After a Texas DWI, there are a few different ways you may end up with an ignition interlock device (IID). Most commonly, you may have an IID requirement if you are found guilty of operating a motor vehicle with a blood alcohol content (BAC) level over 0.08 percent. You can also end up with one if you refuse to have your breath tested by an officer during the course of your Texas DWI traffic stop. That refusal violates the implied consent laws in the state and can be used as probable cause to further investigate your level of intoxication… setting you down the road to an arrest, hearing, possible conviction and an interlock device, no matter the outcome.
Texas recently updated its law to allow ignition interlock devices for all DWI offenders, too.
A Texas DWI is a big deal, and that’s why the state has moved forward with interventions like an ignition interlock. The devices allow an offender to retain more freedom to drive under a restricted license, helping keep work and family obligations stay in motion.
It may be frustrating to cope with an ignition interlock system at first, but most people enjoy their freedom to drive a lot more than the alternative. A Texas DWI is taken very seriously, as well as with a grain of salt. People do make mistakes and are often given the least restrictive environment in order to maintain a positive outlook – that’s another benefit to the device. Whether you are facing the administrative consequences for refusing the breathalyzer, or judicial conviction, your right to an ignition interlock is also your ticket to a speedier recovery after a DWI.
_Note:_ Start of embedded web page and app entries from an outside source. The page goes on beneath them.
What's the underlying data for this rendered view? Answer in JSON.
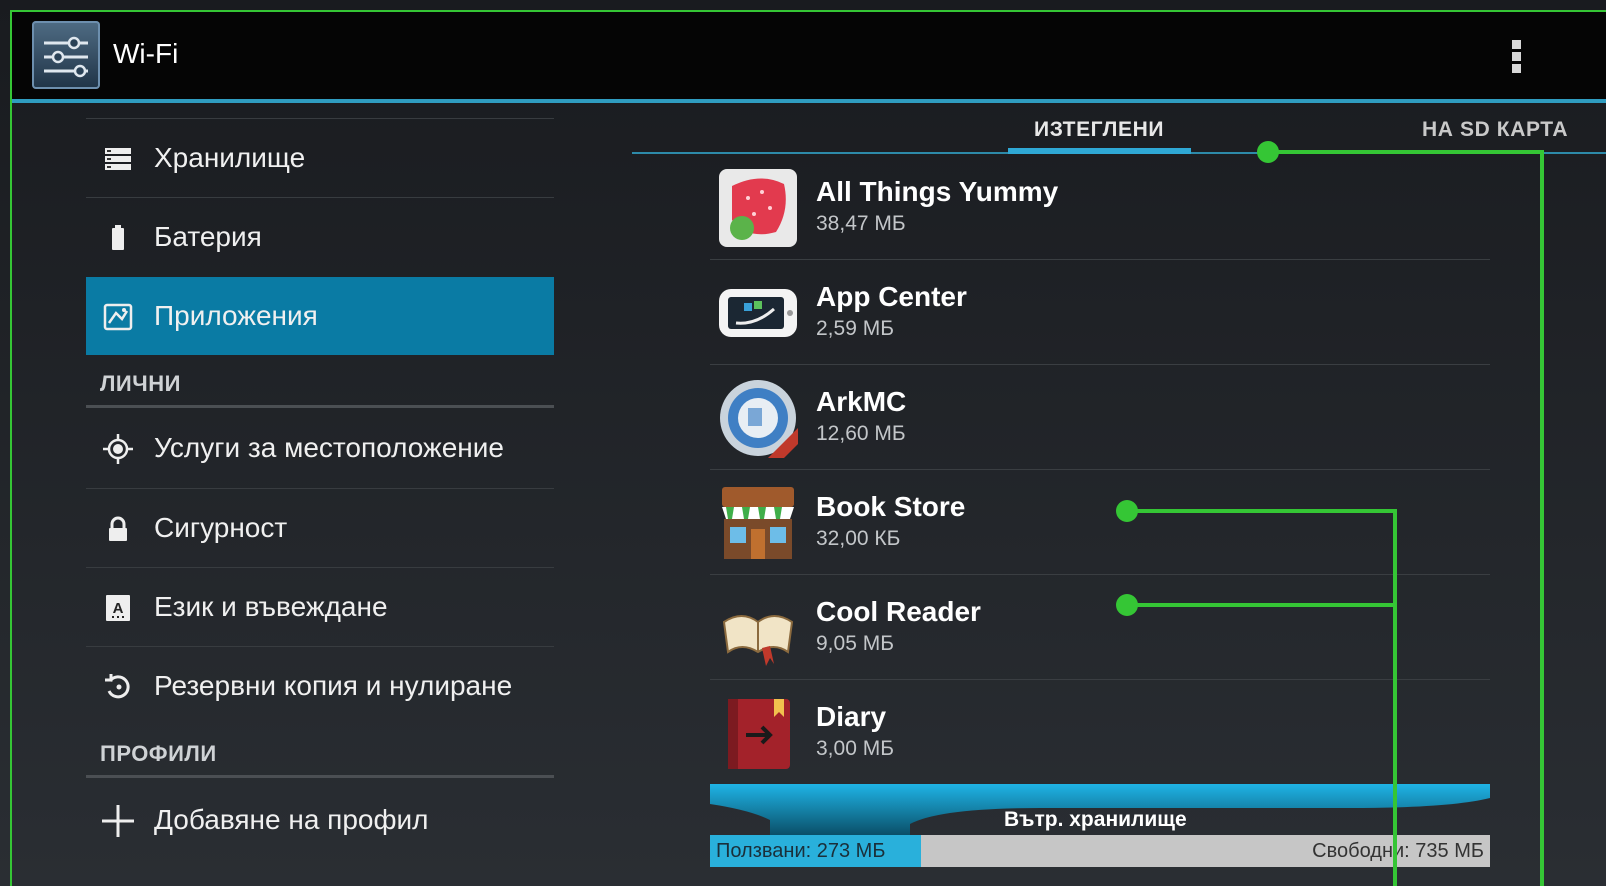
{
  "actionbar": {
    "title": "Wi-Fi",
    "icon": "settings-sliders-icon",
    "overflow_icon": "overflow-menu-icon"
  },
  "sidebar": {
    "items_top": [
      {
        "label": "Хранилище",
        "icon": "storage-icon"
      },
      {
        "label": "Батерия",
        "icon": "battery-icon"
      },
      {
        "label": "Приложения",
        "icon": "apps-icon",
        "active": true
      }
    ],
    "section_personal": "ЛИЧНИ",
    "items_personal": [
      {
        "label": "Услуги за местоположение",
        "icon": "location-icon"
      },
      {
        "label": "Сигурност",
        "icon": "lock-icon"
      },
      {
        "label": "Език и въвеждане",
        "icon": "language-icon"
      },
      {
        "label": "Резервни копия и нулиране",
        "icon": "backup-icon"
      }
    ],
    "section_accounts": "ПРОФИЛИ",
    "add_account": {
      "label": "Добавяне на профил",
      "icon": "plus-icon"
    }
  },
  "tabs": [
    {
      "label": "ИЗТЕГЛЕНИ",
      "active": true
    },
    {
      "label": "НА SD КАРТА",
      "active": false
    }
  ],
  "apps": [
    {
      "name": "All Things Yummy",
      "size": "38,47 МБ",
      "icon": "yummy-app-icon"
    },
    {
      "name": "App Center",
      "size": "2,59 МБ",
      "icon": "app-center-icon"
    },
    {
      "name": "ArkMC",
      "size": "12,60 МБ",
      "icon": "arkmc-icon"
    },
    {
      "name": "Book Store",
      "size": "32,00 КБ",
      "icon": "book-store-icon"
    },
    {
      "name": "Cool Reader",
      "size": "9,05 МБ",
      "icon": "cool-reader-icon"
    },
    {
      "name": "Diary",
      "size": "3,00 МБ",
      "icon": "diary-icon"
    }
  ],
  "storage": {
    "label": "Вътр. хранилище",
    "used": "Ползвани: 273 МБ",
    "free": "Свободни: 735 МБ",
    "used_fraction": 0.27
  },
  "colors": {
    "accent": "#0a7ba4",
    "highlight": "#2fa8d5",
    "callout": "#35c635"
  }
}
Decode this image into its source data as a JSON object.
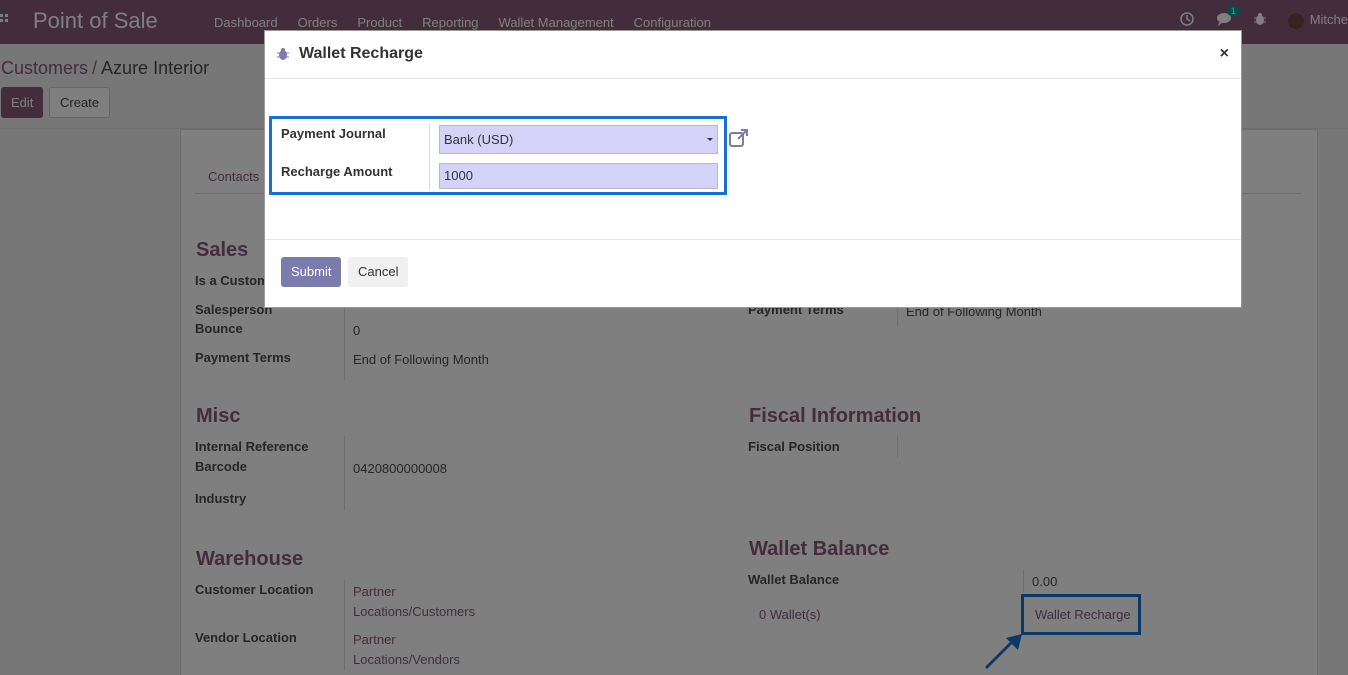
{
  "navbar": {
    "brand": "Point of Sale",
    "menu": [
      "Dashboard",
      "Orders",
      "Product",
      "Reporting",
      "Wallet Management",
      "Configuration"
    ],
    "chat_badge": "1",
    "user": "Mitche"
  },
  "control_panel": {
    "breadcrumb_parent": "Customers",
    "breadcrumb_sep": "/",
    "breadcrumb_current": "Azure Interior",
    "edit_label": "Edit",
    "create_label": "Create"
  },
  "form": {
    "tab_contacts": "Contacts",
    "sales": {
      "heading": "Sales",
      "is_customer_label": "Is a Customer",
      "salesperson_label": "Salesperson",
      "bounce_label": "Bounce",
      "bounce_value": "0",
      "payment_terms_label": "Payment Terms",
      "payment_terms_value": "End of Following Month"
    },
    "purchase": {
      "payment_terms_label": "Payment Terms",
      "payment_terms_value": "End of Following Month"
    },
    "misc": {
      "heading": "Misc",
      "internal_ref_label": "Internal Reference",
      "barcode_label": "Barcode",
      "barcode_value": "0420800000008",
      "industry_label": "Industry"
    },
    "fiscal": {
      "heading": "Fiscal Information",
      "fiscal_position_label": "Fiscal Position"
    },
    "warehouse": {
      "heading": "Warehouse",
      "customer_location_label": "Customer Location",
      "customer_location_line1": "Partner",
      "customer_location_line2": "Locations/Customers",
      "vendor_location_label": "Vendor Location",
      "vendor_location_line1": "Partner",
      "vendor_location_line2": "Locations/Vendors"
    },
    "wallet": {
      "heading": "Wallet Balance",
      "balance_label": "Wallet Balance",
      "balance_value": "0.00",
      "wallets_link": "0 Wallet(s)",
      "recharge_link": "Wallet Recharge"
    }
  },
  "modal": {
    "title": "Wallet Recharge",
    "close": "×",
    "payment_journal_label": "Payment Journal",
    "payment_journal_value": "Bank (USD)",
    "recharge_amount_label": "Recharge Amount",
    "recharge_amount_value": "1000",
    "submit_label": "Submit",
    "cancel_label": "Cancel"
  },
  "colors": {
    "brand": "#875a7b",
    "highlight": "#1572d1",
    "field_bg": "#d4d2f8",
    "submit": "#7c7bad"
  }
}
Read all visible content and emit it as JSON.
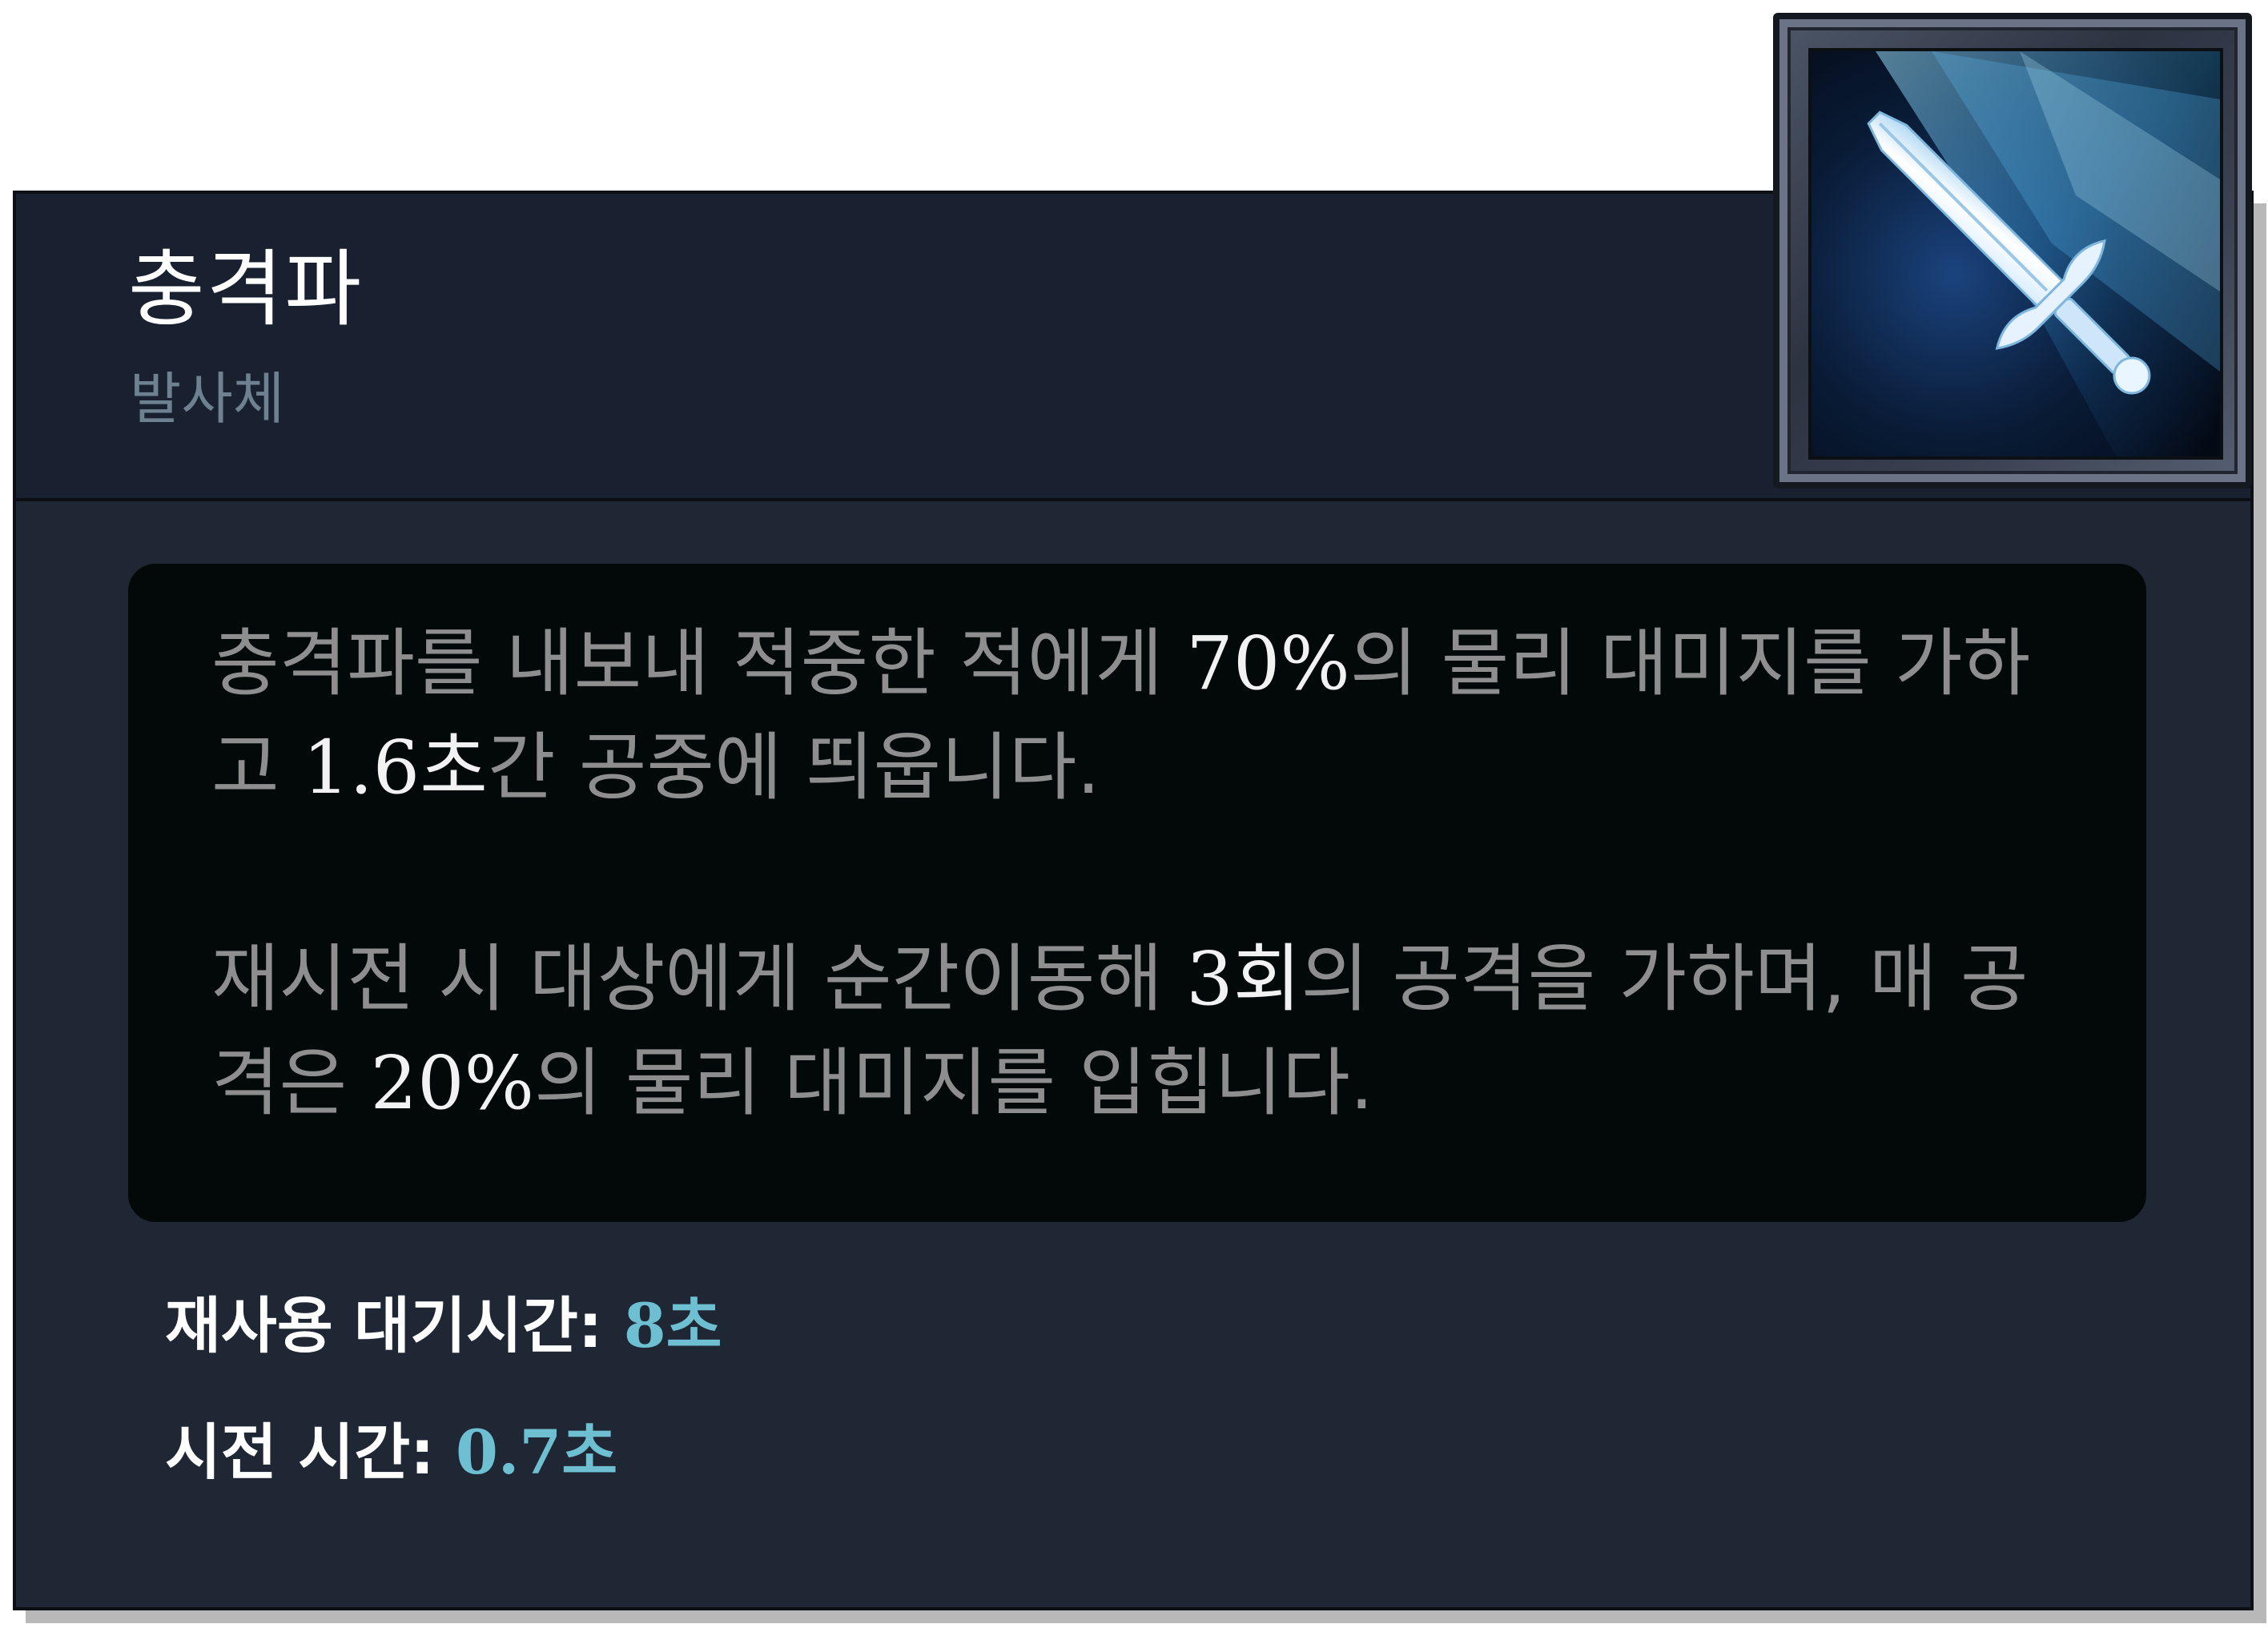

During a Texas DWI stop, you can refuse a police breathalyzer, just know that the outcome won’t be a “get out of jail free” card. You’ll still lose your license, and will need an ignition interlock to restore your restricted privileges and have even more steps to take to get past your drunk driving mistake.